* Task to carry out
Copy out all the lines of the data that hold the word "Respondiste".

(Provided entries)

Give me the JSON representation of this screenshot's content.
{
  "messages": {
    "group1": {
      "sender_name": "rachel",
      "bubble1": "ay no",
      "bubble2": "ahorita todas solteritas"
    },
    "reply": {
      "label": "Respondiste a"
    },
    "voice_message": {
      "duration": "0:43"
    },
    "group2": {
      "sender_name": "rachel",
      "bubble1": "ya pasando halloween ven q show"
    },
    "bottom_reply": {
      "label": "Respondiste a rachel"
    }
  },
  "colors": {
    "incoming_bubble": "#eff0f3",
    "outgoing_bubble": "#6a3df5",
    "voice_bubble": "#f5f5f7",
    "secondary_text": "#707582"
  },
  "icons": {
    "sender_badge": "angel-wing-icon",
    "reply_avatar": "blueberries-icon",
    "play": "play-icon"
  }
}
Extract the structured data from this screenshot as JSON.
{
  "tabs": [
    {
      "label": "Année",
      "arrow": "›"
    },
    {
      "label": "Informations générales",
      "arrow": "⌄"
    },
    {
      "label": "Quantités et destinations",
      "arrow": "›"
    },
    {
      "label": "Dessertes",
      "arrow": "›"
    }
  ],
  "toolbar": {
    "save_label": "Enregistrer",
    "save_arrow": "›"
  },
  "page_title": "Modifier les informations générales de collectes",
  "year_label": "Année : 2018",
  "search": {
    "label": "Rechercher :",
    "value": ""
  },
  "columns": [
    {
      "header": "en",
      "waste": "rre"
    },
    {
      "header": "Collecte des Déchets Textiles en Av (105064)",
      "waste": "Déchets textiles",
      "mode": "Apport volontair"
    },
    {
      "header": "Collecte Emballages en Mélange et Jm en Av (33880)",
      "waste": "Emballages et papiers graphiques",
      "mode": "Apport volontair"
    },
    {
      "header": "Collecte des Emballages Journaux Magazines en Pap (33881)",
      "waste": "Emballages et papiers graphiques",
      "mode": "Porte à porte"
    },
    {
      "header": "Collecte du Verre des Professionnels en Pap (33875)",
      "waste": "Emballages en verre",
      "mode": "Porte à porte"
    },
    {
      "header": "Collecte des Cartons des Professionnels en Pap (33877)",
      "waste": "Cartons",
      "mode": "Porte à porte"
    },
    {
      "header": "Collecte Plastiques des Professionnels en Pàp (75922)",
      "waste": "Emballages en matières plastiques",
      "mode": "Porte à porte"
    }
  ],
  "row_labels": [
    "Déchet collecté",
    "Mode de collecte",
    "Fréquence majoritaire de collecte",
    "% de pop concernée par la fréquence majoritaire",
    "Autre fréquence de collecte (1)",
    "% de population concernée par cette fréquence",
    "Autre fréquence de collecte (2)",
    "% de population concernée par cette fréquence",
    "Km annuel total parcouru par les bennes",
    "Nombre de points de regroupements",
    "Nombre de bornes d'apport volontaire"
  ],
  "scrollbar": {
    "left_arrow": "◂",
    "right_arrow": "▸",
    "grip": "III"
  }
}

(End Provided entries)

* Task solution
      "label": "Respondiste a"
      "label": "Respondiste a rachel"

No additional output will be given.